Aristotle’s view of the universe as eternal [ … ] leads him to question the cause of everlasting change. He attributes all the changes constantly occurring on earth to the motion of the heavenly bodies. But what keeps them everlasting in motion? It cannot be something that is itself in motion or changing in any way. If it were, it, too, would need a cause of its motion, a cause of its changing. Given infinite time, one might go back from effect to cause in an infinite series and never reach a first cause – mover in motion that is not itself moved by something else in motion.
A prime mover that moves everything that is in motion without moving and without being moved must cause motion by being attractive rather than propulsive [ … ] To move everything else without itself being moved or in motion, the prime mover, Aristotle argues, must function as an attractive or final cause. In thinking this, he did not have in mind the gravitational attraction that the earth exerts upon the bodies to its surface [ …] In his view, attractive or final causes operate on intelligences that can respond to them and adopt them as motives for action. When he says that a heavy body that falls to earth wishes to come to rest there, he is speaking metaphorically, not literally. That motion is only like the motion of the person that is attracted by the candy in the window to enter the store.
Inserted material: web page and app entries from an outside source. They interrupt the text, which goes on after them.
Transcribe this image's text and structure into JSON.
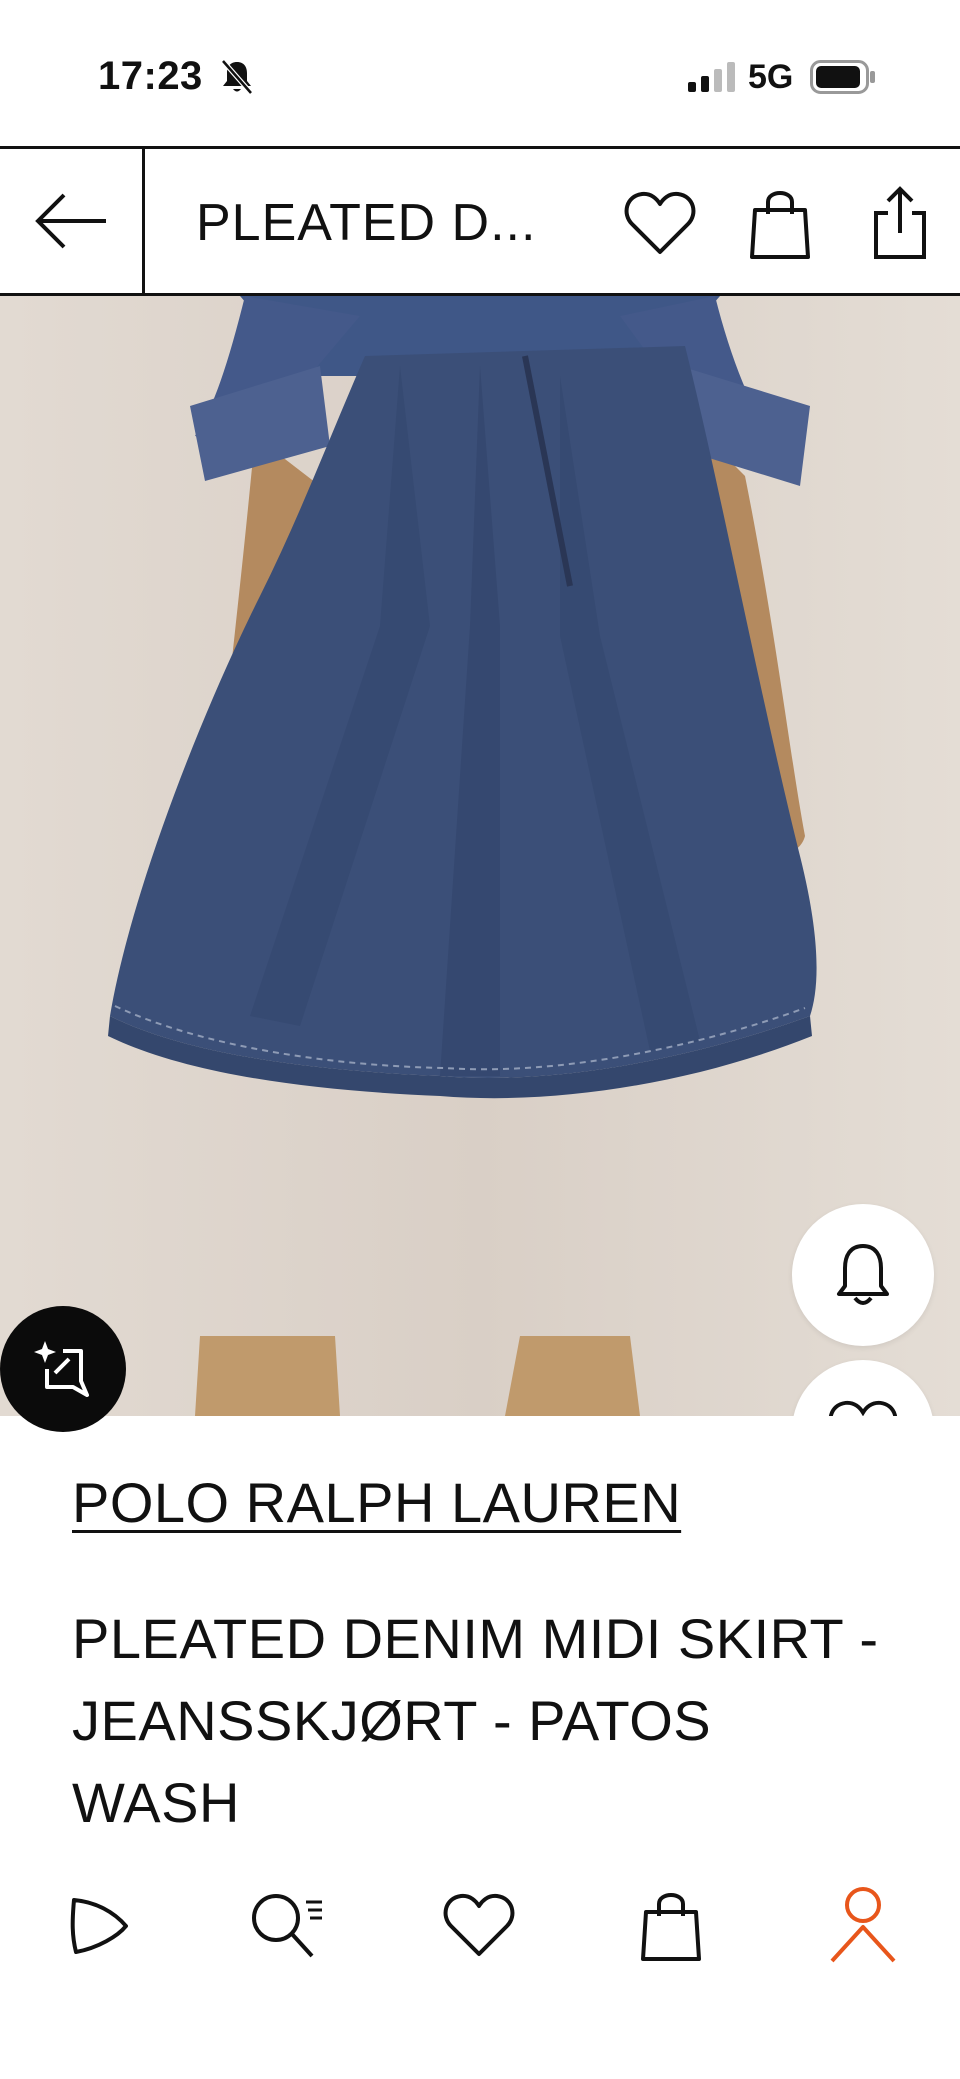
{
  "status_bar": {
    "time": "17:23",
    "network": "5G",
    "icons": [
      "bell-off-icon",
      "signal-icon",
      "battery-icon"
    ]
  },
  "header": {
    "title": "PLEATED D...",
    "icons": [
      "back-arrow-icon",
      "heart-icon",
      "shopping-bag-icon",
      "share-icon"
    ]
  },
  "product": {
    "brand": "POLO RALPH LAUREN",
    "name": "PLEATED DENIM MIDI SKIRT - JEANSSKJØRT - PATOS WASH",
    "image_description_icon": "product-photo"
  },
  "floating_buttons": [
    "notify-bell-icon",
    "wishlist-heart-icon",
    "ai-search-icon"
  ],
  "bottom_nav": {
    "items": [
      {
        "name": "home",
        "icon": "play-logo-icon"
      },
      {
        "name": "search",
        "icon": "search-list-icon"
      },
      {
        "name": "wishlist",
        "icon": "heart-icon"
      },
      {
        "name": "bag",
        "icon": "shopping-bag-icon"
      },
      {
        "name": "profile",
        "icon": "user-icon",
        "active": true
      }
    ]
  },
  "colors": {
    "text": "#111111",
    "accent_active": "#e8561b",
    "denim": "#3b4f78",
    "background_photo": "#ddd3ca"
  }
}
Thinking in this way, Aristotle found it necessary to endow the heavenly bodies with intelligences that function as their motors. As the engine of an automobile is its motor, so an intelligence is the motor that keeps a star in motion. But unlike the automobile engine, which must itself be set in motion, the celestial intelligences function as motors through being attracted by the prime mover of the universe.
To be an unmoved and eternal mover of a universe everlastingly in motion, the prime mover must be immutable. But to be immutable, in Aristotle’s view, it must also be immaterial. Anything that is material has potentialities: it is subject to change or motion. It is also imperfect, for at any time it is not actually all that it can be [ … ]
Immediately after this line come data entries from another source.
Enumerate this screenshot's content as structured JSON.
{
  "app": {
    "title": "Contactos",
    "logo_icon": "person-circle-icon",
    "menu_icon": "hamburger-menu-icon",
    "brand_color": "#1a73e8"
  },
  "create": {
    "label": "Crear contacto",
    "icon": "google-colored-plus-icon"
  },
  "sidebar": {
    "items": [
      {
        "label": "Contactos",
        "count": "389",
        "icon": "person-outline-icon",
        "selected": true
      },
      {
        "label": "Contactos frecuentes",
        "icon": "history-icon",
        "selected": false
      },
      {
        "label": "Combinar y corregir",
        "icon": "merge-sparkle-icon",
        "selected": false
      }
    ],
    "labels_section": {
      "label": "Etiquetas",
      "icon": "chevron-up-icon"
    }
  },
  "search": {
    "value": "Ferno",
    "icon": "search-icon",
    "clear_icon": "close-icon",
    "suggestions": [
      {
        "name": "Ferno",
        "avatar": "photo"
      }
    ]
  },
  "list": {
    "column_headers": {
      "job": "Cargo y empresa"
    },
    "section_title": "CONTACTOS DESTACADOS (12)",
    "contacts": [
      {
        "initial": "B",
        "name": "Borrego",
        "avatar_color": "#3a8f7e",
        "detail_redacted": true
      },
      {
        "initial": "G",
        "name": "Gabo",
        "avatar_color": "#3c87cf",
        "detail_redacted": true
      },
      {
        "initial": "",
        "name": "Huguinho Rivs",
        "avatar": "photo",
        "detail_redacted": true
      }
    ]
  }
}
It is by such reasoning that Aristotle came to the conclusion that the prime mover is pure actuality – a being totally devoid of matter or potentiality. In addition, this immaterial being is a perfect being, a being lacking no perfection that remains for it to attain. This perfect being, which is the prime mover of the universe, Aristotle called God.
Mortimer J. Adler, Aristotle for Everybody (Simon and Schuster: 1978) pp. 185-187